Picture this scenario. You are helping to facilitate the tech side of a 200-person virtual meeting with multiple scheduled breakout rooms on the agenda. You had preset all the participants to their pre-assigned rooms the night before and you are ready to go. The meeting starts, you let people into the main room, and suddenly the world around you starts to crumble. You realize that only 10 people out of 160 are showing up in the system as being assigned to a breakout room. Most of the participants’ full names are not showing on their screens and you have another 40 people trickling in after the meeting has started. You now have 30 minutes before the breakout rooms are scheduled to begin and you must now attempt to manually assign 190 people to their rooms though you have limited info from the participants. This is being done while you’re still allowing people into the meeting. Welcome to my personal Hell.
Situations such as this happen more frequently than you might think. As the world still struggles through a pandemic, virtual meetings and facilitations continue to be the preferred means of communication. Organizations are plagued with technical issues every day, but with every hardship comes a teachable lesson. Here are some of the lessons that I have learned from some of my facilitations:
Expect the Worst
Have a firm understanding of what can go wrong during your facilitated event. If you are hosting a meeting on Zoom, there is always the possibility that you can have internet issues and lose your connection.

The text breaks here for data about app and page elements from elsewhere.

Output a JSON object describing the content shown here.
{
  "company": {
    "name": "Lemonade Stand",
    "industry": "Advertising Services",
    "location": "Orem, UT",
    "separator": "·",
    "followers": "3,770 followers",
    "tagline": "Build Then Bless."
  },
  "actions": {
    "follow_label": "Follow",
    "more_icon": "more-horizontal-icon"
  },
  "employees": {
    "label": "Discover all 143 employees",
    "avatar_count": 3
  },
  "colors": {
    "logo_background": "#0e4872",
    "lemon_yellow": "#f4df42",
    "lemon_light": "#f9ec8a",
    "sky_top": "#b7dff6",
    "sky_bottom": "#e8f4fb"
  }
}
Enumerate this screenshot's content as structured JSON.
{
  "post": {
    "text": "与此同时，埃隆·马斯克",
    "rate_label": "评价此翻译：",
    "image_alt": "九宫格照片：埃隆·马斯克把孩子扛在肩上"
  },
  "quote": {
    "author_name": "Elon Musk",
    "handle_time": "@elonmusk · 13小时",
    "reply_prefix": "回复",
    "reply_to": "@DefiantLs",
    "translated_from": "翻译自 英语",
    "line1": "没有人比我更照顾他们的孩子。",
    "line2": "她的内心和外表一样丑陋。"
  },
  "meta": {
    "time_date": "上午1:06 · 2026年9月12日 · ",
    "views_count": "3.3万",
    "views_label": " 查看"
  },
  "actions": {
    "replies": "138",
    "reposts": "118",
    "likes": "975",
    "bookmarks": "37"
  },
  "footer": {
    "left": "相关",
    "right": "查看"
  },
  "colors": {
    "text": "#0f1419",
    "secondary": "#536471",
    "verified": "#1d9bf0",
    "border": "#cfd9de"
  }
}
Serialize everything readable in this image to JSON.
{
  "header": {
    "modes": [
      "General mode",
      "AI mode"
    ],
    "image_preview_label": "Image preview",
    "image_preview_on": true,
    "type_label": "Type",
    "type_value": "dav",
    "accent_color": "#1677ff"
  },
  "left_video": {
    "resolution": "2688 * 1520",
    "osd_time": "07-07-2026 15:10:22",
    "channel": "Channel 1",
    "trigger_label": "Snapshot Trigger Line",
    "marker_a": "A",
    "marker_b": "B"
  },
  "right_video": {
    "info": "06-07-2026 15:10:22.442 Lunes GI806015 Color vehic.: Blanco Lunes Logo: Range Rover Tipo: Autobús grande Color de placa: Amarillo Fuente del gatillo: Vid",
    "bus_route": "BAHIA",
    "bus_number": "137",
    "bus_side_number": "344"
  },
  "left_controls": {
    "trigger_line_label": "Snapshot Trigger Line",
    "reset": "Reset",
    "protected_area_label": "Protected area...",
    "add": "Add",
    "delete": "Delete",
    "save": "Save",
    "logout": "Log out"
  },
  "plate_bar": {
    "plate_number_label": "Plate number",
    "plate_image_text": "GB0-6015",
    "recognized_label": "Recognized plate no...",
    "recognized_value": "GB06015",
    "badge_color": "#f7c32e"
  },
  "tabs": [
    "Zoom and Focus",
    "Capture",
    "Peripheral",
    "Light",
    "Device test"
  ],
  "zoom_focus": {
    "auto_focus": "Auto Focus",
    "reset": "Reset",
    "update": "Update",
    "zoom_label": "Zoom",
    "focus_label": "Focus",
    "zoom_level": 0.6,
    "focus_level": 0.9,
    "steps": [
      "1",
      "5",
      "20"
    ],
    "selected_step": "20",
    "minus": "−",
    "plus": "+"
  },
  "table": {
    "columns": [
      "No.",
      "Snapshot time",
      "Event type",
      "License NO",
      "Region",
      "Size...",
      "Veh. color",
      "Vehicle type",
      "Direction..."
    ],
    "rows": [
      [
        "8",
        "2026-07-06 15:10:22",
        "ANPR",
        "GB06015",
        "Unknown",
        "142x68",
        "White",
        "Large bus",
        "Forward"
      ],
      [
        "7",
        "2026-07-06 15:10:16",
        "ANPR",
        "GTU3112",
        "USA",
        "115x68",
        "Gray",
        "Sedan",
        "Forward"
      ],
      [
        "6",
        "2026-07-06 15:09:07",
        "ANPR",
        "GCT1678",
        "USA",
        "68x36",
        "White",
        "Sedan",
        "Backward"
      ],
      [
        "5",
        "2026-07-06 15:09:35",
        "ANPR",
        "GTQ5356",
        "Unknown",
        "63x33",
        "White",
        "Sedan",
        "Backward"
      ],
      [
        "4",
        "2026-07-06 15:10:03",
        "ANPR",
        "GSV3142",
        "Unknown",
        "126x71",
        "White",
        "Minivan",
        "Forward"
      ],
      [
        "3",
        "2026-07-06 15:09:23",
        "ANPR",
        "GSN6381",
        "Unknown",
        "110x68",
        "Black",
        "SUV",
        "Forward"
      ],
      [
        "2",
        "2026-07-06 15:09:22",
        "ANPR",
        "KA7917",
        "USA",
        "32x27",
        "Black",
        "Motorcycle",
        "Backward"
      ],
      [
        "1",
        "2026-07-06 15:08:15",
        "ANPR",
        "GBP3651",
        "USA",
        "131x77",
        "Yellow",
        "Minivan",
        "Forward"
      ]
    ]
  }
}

In order to ensure that the whole meeting isn’t disconnected, it is best to have a co-host as a backup. If you have breakout rooms preset, ensure that you have a copy of the breakdown of participants in each room. This way, if something goes wrong with the presets you will still know where participants need to go and you will be able to place them manually.
Know your App’s Limitations
Our team hosted a virtual World Café meeting that required breakout rooms. When we realized our preset breakout rooms were useless, our other project manager and I decided that she and I would concurrently place people into breakout rooms. We realized quickly, though, that the system would only recognize changes made by the person who starts the breakout rooms. This was a great learning moment, so moving forward we now just have one individual in charge of assigning participants to rooms.
Preparation is King
Take additional steps before the beginning of the engagement. Create messages for the waiting room reminding participants when they will be admitted into the room. List any instructions they may need before the start of the meeting. Review the tech needs of each facilitation to see if additional assistance will be needed during any part of the facilitation. Timing is always important during these meetings. Be sure to have time checkpoints based on the meeting agenda to keep meetings going in a timely fashion.
At the end of the day, we will always have struggles with technology but as long as we learn from our experiences and grow from them, we can expect to have fewer issues moving forward.
Christopher Jones is a Project Manager with DeYoung Consulting Services. Chris holds a Bachelor of Arts in Marketing from Strayer University. Chris is a husband, father, an avid reader, and an admitted sneaker hoarder.